**To do:**
Would you set down every line of the data below exactly as it reads?

**Information supplied:**
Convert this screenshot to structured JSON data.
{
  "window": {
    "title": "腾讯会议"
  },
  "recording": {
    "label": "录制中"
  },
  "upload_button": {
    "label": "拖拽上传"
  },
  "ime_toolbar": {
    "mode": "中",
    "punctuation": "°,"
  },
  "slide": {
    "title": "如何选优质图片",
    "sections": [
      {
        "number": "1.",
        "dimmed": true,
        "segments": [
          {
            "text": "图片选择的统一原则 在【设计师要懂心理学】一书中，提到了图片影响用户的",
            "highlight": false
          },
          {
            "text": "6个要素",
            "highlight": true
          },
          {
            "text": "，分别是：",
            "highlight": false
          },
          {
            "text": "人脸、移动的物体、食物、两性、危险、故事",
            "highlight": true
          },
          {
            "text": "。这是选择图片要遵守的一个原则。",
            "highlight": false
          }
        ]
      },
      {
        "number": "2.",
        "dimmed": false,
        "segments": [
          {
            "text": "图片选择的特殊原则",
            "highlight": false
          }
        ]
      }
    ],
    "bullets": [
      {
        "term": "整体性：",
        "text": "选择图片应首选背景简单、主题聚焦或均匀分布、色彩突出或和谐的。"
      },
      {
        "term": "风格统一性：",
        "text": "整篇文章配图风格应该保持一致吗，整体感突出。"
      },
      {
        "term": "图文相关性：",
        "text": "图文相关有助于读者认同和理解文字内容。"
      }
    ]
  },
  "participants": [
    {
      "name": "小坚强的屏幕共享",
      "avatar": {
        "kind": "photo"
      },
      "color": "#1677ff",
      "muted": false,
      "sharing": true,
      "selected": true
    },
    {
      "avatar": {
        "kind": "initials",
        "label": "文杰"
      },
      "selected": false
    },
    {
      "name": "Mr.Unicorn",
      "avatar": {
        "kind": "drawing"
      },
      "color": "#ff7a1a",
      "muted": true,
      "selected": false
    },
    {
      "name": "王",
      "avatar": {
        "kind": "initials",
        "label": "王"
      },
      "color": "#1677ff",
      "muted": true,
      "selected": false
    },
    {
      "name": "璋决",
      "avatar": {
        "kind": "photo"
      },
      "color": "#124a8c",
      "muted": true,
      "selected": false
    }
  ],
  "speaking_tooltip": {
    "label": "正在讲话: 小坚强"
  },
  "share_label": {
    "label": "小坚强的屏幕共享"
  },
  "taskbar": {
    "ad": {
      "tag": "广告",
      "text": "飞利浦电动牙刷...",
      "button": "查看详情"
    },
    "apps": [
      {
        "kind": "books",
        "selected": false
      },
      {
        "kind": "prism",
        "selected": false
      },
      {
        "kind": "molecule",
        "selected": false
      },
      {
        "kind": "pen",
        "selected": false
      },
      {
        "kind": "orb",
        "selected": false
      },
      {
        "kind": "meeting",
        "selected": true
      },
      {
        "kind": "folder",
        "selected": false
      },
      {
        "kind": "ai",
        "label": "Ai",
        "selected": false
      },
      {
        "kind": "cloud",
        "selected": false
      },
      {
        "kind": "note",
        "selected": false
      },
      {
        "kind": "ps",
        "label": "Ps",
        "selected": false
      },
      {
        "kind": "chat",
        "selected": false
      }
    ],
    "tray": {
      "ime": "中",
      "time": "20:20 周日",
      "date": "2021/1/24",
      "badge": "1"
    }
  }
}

**Response to this task:**
Convert this screenshot to structured JSON data.
{
  "window": {
    "title": "腾讯会议"
  },
  "recording": {
    "label": "录制中"
  },
  "upload_button": {
    "label": "拖拽上传"
  },
  "ime_toolbar": {
    "mode": "中",
    "punctuation": "°,"
  },
  "slide": {
    "title": "如何选优质图片",
    "sections": [
      {
        "number": "1.",
        "dimmed": true,
        "segments": [
          {
            "text": "图片选择的统一原则 在【设计师要懂心理学】一书中，提到了图片影响用户的",
            "highlight": false
          },
          {
            "text": "6个要素",
            "highlight": true
          },
          {
            "text": "，分别是：",
            "highlight": false
          },
          {
            "text": "人脸、移动的物体、食物、两性、危险、故事",
            "highlight": true
          },
          {
            "text": "。这是选择图片要遵守的一个原则。",
            "highlight": false
          }
        ]
      },
      {
        "number": "2.",
        "dimmed": false,
        "segments": [
          {
            "text": "图片选择的特殊原则",
            "highlight": false
          }
        ]
      }
    ],
    "bullets": [
      {
        "term": "整体性：",
        "text": "选择图片应首选背景简单、主题聚焦或均匀分布、色彩突出或和谐的。"
      },
      {
        "term": "风格统一性：",
        "text": "整篇文章配图风格应该保持一致吗，整体感突出。"
      },
      {
        "term": "图文相关性：",
        "text": "图文相关有助于读者认同和理解文字内容。"
      }
    ]
  },
  "participants": [
    {
      "name": "小坚强的屏幕共享",
      "avatar": {
        "kind": "photo"
      },
      "color": "#1677ff",
      "muted": false,
      "sharing": true,
      "selected": true
    },
    {
      "avatar": {
        "kind": "initials",
        "label": "文杰"
      },
      "selected": false
    },
    {
      "name": "Mr.Unicorn",
      "avatar": {
        "kind": "drawing"
      },
      "color": "#ff7a1a",
      "muted": true,
      "selected": false
    },
    {
      "name": "王",
      "avatar": {
        "kind": "initials",
        "label": "王"
      },
      "color": "#1677ff",
      "muted": true,
      "selected": false
    },
    {
      "name": "璋决",
      "avatar": {
        "kind": "photo"
      },
      "color": "#124a8c",
      "muted": true,
      "selected": false
    }
  ],
  "speaking_tooltip": {
    "label": "正在讲话: 小坚强"
  },
  "share_label": {
    "label": "小坚强的屏幕共享"
  },
  "taskbar": {
    "ad": {
      "tag": "广告",
      "text": "飞利浦电动牙刷...",
      "button": "查看详情"
    },
    "apps": [
      {
        "kind": "books",
        "selected": false
      },
      {
        "kind": "prism",
        "selected": false
      },
      {
        "kind": "molecule",
        "selected": false
      },
      {
        "kind": "pen",
        "selected": false
      },
      {
        "kind": "orb",
        "selected": false
      },
      {
        "kind": "meeting",
        "selected": true
      },
      {
        "kind": "folder",
        "selected": false
      },
      {
        "kind": "ai",
        "label": "Ai",
        "selected": false
      },
      {
        "kind": "cloud",
        "selected": false
      },
      {
        "kind": "note",
        "selected": false
      },
      {
        "kind": "ps",
        "label": "Ps",
        "selected": false
      },
      {
        "kind": "chat",
        "selected": false
      }
    ],
    "tray": {
      "ime": "中",
      "time": "20:20 周日",
      "date": "2021/1/24",
      "badge": "1"
    }
  }
}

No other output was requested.